Did you know that the original purpose of doing yoga postures was to prepare the body and mind for meditation? Yes, it’s true, the goal was never tight abs and a rockin’ ass.
Still, meditation does not come easy. For the vast majority of us, it never has. As we add more and more to our lives, it grows even harder. Just ask me.
I used to wake up every morning at 5am to practice yoga – or to lead it. I worked, studied and taught at the largest yoga center in the world…and it was still hard for me to just sit down and be still.
And then, I had children and built a business, and I forgot that meditation existed. The yoga stopped.
Until last week. Something happened and I pulled out my yoga mat and, AH!, did yoga. And then something else happened…This morning, after I finished my postures, my body literally pulled me down, gently closed my eyes and dropped me into a peaceful, restful state of meditation. Block cities were being built around me, a three year-old curled into my lotus lap. But it didn’t matter. I could have sat there all day.
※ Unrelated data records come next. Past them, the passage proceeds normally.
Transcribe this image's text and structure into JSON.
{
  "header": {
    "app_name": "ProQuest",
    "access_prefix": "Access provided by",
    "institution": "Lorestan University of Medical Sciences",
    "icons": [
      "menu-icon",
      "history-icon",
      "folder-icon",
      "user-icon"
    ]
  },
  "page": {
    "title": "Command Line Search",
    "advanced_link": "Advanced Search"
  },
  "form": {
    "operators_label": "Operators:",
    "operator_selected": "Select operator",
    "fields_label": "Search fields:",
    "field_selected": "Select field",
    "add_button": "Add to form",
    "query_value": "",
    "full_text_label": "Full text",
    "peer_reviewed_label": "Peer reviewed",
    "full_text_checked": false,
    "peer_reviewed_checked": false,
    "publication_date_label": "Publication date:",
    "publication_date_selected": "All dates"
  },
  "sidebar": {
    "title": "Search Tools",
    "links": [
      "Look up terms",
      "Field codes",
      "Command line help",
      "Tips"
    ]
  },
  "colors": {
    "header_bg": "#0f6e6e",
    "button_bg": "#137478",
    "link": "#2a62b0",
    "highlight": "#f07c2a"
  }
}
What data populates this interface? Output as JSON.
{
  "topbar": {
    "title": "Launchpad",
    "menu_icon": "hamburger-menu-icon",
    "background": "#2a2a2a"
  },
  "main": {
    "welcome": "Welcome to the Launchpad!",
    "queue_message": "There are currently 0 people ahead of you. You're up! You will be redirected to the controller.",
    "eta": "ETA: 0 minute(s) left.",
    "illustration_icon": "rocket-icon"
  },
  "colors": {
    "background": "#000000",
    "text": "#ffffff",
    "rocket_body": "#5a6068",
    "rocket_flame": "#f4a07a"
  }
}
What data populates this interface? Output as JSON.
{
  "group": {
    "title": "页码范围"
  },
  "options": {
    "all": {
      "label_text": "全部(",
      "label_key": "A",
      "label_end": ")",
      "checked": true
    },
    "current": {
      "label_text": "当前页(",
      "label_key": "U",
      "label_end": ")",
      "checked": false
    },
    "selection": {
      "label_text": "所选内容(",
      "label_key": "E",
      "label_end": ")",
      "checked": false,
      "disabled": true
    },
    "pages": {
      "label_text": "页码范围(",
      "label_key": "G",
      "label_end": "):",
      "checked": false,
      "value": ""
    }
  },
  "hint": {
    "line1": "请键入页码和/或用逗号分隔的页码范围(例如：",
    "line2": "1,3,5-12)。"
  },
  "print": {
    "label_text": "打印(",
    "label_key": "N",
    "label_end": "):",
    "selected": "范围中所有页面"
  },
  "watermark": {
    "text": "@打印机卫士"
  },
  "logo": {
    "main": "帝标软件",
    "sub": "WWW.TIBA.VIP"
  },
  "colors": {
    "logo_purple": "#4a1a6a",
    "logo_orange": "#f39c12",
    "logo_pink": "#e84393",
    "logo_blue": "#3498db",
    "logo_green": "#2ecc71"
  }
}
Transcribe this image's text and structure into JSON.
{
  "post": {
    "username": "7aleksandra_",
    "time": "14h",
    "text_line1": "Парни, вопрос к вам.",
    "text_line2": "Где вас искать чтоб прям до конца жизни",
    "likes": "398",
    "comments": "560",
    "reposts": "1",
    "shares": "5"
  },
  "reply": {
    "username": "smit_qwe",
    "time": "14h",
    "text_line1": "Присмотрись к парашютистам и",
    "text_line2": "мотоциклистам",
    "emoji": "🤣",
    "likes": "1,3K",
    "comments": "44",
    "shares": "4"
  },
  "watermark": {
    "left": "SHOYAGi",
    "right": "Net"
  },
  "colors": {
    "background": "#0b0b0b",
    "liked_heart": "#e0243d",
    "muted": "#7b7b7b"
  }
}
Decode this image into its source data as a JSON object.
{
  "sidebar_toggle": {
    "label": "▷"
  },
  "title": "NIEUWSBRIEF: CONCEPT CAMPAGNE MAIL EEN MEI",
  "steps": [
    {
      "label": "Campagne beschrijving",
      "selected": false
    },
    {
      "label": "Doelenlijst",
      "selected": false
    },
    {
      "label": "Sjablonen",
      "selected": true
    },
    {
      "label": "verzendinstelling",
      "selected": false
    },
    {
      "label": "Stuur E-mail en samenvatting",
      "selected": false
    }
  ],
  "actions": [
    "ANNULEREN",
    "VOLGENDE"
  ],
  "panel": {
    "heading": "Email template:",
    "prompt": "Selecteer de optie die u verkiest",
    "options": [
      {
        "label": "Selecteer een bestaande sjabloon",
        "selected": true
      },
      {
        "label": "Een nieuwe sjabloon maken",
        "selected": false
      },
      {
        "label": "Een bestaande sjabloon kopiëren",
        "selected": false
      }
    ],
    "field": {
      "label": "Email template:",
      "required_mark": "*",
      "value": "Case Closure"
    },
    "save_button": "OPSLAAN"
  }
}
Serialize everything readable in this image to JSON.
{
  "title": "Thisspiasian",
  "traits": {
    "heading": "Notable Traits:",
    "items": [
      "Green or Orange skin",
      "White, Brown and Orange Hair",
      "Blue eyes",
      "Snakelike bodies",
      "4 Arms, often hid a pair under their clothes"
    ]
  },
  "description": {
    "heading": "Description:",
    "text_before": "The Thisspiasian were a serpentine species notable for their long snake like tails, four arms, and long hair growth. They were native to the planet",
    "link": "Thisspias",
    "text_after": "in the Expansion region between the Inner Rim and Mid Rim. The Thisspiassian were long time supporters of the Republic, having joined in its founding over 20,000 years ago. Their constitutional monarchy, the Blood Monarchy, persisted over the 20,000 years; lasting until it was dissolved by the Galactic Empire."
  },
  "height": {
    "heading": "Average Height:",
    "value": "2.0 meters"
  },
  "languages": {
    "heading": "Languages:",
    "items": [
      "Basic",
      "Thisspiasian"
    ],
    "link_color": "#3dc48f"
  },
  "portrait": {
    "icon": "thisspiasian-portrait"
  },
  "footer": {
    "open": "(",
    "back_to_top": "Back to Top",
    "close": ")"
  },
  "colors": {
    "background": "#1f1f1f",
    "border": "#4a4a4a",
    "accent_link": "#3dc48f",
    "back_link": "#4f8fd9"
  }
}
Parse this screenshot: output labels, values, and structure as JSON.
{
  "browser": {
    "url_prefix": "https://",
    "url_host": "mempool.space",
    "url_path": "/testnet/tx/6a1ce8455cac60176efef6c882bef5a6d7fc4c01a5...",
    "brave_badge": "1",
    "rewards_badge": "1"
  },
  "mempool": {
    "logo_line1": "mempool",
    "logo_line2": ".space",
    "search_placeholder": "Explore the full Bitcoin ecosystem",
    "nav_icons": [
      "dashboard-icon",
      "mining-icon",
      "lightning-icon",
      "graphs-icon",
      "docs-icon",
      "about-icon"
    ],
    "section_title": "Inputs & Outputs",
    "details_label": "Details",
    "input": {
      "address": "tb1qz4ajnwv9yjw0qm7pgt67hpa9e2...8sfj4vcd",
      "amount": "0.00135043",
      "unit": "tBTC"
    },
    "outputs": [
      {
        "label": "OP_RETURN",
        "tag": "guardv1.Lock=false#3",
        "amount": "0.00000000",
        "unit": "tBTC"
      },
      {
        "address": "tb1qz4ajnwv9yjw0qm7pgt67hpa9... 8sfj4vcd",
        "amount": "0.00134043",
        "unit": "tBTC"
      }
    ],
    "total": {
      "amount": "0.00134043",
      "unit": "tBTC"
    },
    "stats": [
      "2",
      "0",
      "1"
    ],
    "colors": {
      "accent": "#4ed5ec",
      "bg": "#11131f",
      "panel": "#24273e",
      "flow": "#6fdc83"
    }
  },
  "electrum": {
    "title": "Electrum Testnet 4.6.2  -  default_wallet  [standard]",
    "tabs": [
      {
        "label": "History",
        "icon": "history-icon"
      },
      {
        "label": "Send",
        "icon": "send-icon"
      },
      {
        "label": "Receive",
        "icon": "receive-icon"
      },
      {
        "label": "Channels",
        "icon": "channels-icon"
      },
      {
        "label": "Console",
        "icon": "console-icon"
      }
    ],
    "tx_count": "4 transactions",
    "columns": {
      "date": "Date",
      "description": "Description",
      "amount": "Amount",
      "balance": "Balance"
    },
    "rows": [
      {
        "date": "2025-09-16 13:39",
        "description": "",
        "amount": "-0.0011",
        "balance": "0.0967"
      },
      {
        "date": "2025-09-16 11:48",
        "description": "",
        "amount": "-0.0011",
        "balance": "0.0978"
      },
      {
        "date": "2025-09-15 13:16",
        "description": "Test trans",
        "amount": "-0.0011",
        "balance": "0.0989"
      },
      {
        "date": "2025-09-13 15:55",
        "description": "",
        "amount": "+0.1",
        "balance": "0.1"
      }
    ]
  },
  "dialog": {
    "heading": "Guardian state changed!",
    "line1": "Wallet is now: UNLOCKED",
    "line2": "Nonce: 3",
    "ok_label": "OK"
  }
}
If you must know, I (and several of my family members) have been trying for the last three years to make myself be still, even for one minute. It’s been an unattainable goal. And I realized this morning that it was because I had forgotten the critical step. That I couldn’t just jump from crazy life to meditation, but that I had to prepare my body first.
What I was struck by was that my writing process is the exact opposite. My writing focus, that lucious connection to muse, blasts from the most chaotic and harried of moments. There is no time of preparation. There is just life and then words. Yes, I’ve written that walking in the morning helps stir my brain and stimulate words, but even then my mind is swirling and then boom.
Ah, grasshopper…so maybe my preparation is the chaos? Perhaps there is some method to this madness? Perchance ‘no preparation’ is my gameplan. What’s yours?
Image by Joe Shlabotnik
Join the discussion 3 Comments
Great post Julie, insightful and personal as always. Here’s my 2¢:
You’ve hit the nail on the head in coming back to yoga. Yoga, the union of the Body, Spirit and Mind, brings us to a place of balance. But there is also a distinction here that we are the combination of the Body, Spirit and Mind rather than the singularity of consciousness we experience as that voice in our head every day.
As each entity (Body, Spirit or Mind) has a relationship to the other it isn’t surprising that you’ve discovered a connective link between each. I like to think of each entity as having a parent:child relationship to another. As such, when one entity is in chaos it is difficult for its parent entity to enter into a place of peace.
For example, if your child was crying you would find it incredibly difficult to meditate. Because your child is experiencing trauma (ranging from actual pain to distress) you, as parent, cannot disconnect from that trauma. However, when your child is at peace, you find entering into a meditative state easier.
Thus I don’t think that chaos is a preparation for inspiration, but rather that some entities aren’t directly troubled by the distress of another entity (it isn’t their child). For example, let’s say that inspiration comes from the Spirit and is communicated to the Mind. In this example, the Mind is the child of the Spirit rather than the other way around. So the chaos of our mental existence doesn’t prevent the inspiration to be communicated by the Spirit.
Let us not confuse the Spirit’s ability to communicate inspiration to the Mind with the Spirit’s ability to come to a place of peace. What this demonstrates is that the Spirit’s ability to communicate isn’t hampered by the mental distress of the Mind. In fact, the mental distress of the Mind might actually be what allows the egoic Mind to step out of the way and allow the message to get through.
But life is not all about brilliant writing and thus we also seek a sense of balance and peace in our lives. Life gets in the way and our egoic Minds encourage us to fill up our lives with more. More activities, more responsibilities, more stuff. But when we step back and instead focus on nurturing the collective you, the combination of the Body, Spirit and Mind, we find that everything works in union.
Thus by bringing the Mind to a state of peace we find that it is easier to meditate because the child of the Spirit is at peace. We find that by slowing down that our Body, Spirit and Mind are able to connect. In this moment, we find more than just a relaxing moment. In this moment, we find harmony.
But how do we do this? How do we cause the non-stop processes of our Mind to slow down and become peaceful? “Just breathe,” doesn’t really work for many of us. But consider that if the Body (the child of the Mind) is in chaos, then the Mind cannot come to a state of peace. Thus to bring the Mind into a peaceful state we can begin by nurturing the Body.
And yoga is a wonderful way to bring about this harmony by investing and nurturing all three parts of “you” everyday.
I think this kind of focus and stillness is pretty important for programming. It requires detailed, analytical, almost mechanical thinking. Frequently I’ll lead myself into that grove by doing basic tasks — refactoring old code to work a bit better. Writing code comments on the things I did the previous day. Hypnotic music also helps.
Thank you both…
Darwin – that is a blog post in and of itself…just beautiful, intriguing.
John – I’m so glad this translates to your work – was my hope that it would transcend the writing process.